Really, there’s a lot of software in that class these days. When we recovered a lost spreadsheet password, we used a canned program. No code breaking skill needed. Of course, spreadsheet passwords were – and maybe still are – almost trivial things. That said, there’s canned forensic programs available that law enforcement can use for all sorts of data recovery while they wait.
It’s even theoretically possible to recover data in computer memory under certain circumstances.
I do not know about solid state drives, but with hard drive data recovery you usually make an image of the drive, put it on another disk, and work with that instead of the original. Would be surprised if cyberforensics didn’t do this first..
Password cracking depends on the encryption (see using a canned program to recover a lost spreadsheet password) to the complexity of the password, and can range from guesswork to a dictionary attack (using known words) to brute force (trying each character at random) to a old fashioned rubber hose. This can range from encrypted files to a type of hash file to access a computer. Unless the data is encrypted, you can access “password protected” data on most computers by simply using a boot disk or putting the drive into another computer.
Keep in mind all this is only baby stuff. What the pros can do would probably curl our hair.
On the legalities, a lot of it would seem to fall under established procedure for search and seizure. There’s a case before the USSC right now that deals with the legality of blood test for DUI suspects, and one of the things is that apparently a warrant isn’t needed for a breathalizer test. Another thing that came out is “instant warrants,” where it’s now possible for police in the field to contact a judge, present provable cause, and obtain a search warrant.
Here’s something that a friend who witnessed a one car accident observed.
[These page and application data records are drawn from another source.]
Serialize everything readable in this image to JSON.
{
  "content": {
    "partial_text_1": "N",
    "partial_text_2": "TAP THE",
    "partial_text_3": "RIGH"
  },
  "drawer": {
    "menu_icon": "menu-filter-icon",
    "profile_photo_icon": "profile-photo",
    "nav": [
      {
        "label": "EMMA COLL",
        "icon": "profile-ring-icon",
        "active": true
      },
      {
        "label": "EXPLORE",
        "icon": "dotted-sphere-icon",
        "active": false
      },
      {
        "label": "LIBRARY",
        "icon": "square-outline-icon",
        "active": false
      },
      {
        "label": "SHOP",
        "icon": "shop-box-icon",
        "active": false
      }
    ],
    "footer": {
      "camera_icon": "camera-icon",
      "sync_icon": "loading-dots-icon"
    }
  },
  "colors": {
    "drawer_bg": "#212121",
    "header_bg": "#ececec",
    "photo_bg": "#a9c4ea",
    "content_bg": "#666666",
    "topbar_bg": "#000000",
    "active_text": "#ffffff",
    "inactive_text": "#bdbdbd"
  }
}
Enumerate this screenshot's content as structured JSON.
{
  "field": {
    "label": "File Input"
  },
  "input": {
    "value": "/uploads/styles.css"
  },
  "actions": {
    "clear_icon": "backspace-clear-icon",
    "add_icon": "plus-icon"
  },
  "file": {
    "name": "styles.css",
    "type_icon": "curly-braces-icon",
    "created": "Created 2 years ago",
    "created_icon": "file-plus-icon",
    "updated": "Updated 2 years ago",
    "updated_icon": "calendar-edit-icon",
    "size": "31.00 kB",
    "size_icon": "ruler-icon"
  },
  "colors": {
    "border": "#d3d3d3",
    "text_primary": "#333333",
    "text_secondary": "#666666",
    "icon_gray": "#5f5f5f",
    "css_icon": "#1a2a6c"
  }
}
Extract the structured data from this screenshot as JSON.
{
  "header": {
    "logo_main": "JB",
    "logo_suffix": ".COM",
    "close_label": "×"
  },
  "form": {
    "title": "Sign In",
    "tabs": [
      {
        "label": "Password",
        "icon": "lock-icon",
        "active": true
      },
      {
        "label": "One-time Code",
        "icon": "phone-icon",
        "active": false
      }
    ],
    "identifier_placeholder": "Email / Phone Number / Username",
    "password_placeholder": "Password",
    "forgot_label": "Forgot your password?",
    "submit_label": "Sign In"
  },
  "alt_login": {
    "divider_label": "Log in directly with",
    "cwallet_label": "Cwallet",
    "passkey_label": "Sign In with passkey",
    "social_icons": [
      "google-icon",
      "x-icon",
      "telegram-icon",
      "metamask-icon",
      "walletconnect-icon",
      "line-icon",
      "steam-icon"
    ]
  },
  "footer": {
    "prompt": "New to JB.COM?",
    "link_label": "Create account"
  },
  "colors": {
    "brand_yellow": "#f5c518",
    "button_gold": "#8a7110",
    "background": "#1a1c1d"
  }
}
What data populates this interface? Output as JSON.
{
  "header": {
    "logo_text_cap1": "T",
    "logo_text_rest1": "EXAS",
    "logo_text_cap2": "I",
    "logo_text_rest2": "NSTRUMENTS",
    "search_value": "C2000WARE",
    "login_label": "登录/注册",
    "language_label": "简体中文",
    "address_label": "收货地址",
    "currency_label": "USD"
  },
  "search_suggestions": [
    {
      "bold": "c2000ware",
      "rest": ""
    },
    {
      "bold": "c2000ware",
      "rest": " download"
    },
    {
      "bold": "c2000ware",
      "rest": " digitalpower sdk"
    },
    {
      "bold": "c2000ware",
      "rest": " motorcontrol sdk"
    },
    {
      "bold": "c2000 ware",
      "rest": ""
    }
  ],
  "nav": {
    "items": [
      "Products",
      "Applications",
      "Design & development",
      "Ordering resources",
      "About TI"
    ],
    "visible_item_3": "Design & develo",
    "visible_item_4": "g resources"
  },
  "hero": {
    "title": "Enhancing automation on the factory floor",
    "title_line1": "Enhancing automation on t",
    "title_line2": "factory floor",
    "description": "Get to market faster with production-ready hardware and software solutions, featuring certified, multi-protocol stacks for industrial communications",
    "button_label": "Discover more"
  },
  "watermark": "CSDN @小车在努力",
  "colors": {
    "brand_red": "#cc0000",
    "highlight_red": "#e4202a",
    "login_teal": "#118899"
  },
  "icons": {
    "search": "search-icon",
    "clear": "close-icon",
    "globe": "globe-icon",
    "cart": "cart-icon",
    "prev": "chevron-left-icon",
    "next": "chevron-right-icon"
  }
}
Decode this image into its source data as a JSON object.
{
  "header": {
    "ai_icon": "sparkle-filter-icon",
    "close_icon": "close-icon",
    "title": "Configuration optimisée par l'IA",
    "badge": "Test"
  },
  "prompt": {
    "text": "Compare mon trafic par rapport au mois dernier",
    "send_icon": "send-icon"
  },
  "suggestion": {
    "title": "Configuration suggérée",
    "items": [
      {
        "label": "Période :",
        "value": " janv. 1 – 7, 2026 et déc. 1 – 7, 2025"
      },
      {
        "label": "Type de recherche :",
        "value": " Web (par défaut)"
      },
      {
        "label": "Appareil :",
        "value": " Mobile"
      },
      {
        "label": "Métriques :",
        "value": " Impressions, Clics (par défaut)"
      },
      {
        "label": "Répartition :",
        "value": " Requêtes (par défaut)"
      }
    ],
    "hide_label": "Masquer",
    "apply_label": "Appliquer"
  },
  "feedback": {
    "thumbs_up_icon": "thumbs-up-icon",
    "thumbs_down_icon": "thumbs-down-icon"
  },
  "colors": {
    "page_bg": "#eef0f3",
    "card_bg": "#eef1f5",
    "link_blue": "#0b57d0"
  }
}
The state patrolman asked the accident victim to see his phone. The reason? To check the logs to see if he was using it at the time of the accident. Legal without a warrant? Don’t know.
For that matter, where does using equipment such as IR fit in? Do police need to obtain a search warrant for what is unobtrusive observation? And if no, what about intercepting cell phone and data traffic, or using other non-intrusive means of observation that gives more detail than IR?
Sorry to run long.
Re. thermal imaging. IIRC, there was a case where police got suspicious about a house and used thermal imaging to find a large hot area, got a warrant based on that and on the utility bills, and found a large marijuana grow room. Kyllo vs. the US ended up with the ruling that thermal imaging required a warrant. https://supreme.justia.com/cases/federal/us/533/27/case.html
Thanks Cedar, this has been excellent and will get used. I may just print everything out so I’ve got it within an arms reach.
Interesting about cyberforensics of implanted devices — in my current novel WiP, the discovery of an implanted computing device is the extraordinary evidence which proves that a major character is indeed from another timeline and her memories of her life in it aren’t just waking dreams, the working out of some psychological trauma. A discovery which raises a bunch of *interesting* legal questions, ranging from immigration to the status of her conviction in the other world for felony illegal AI, in a heavily politicized show trial.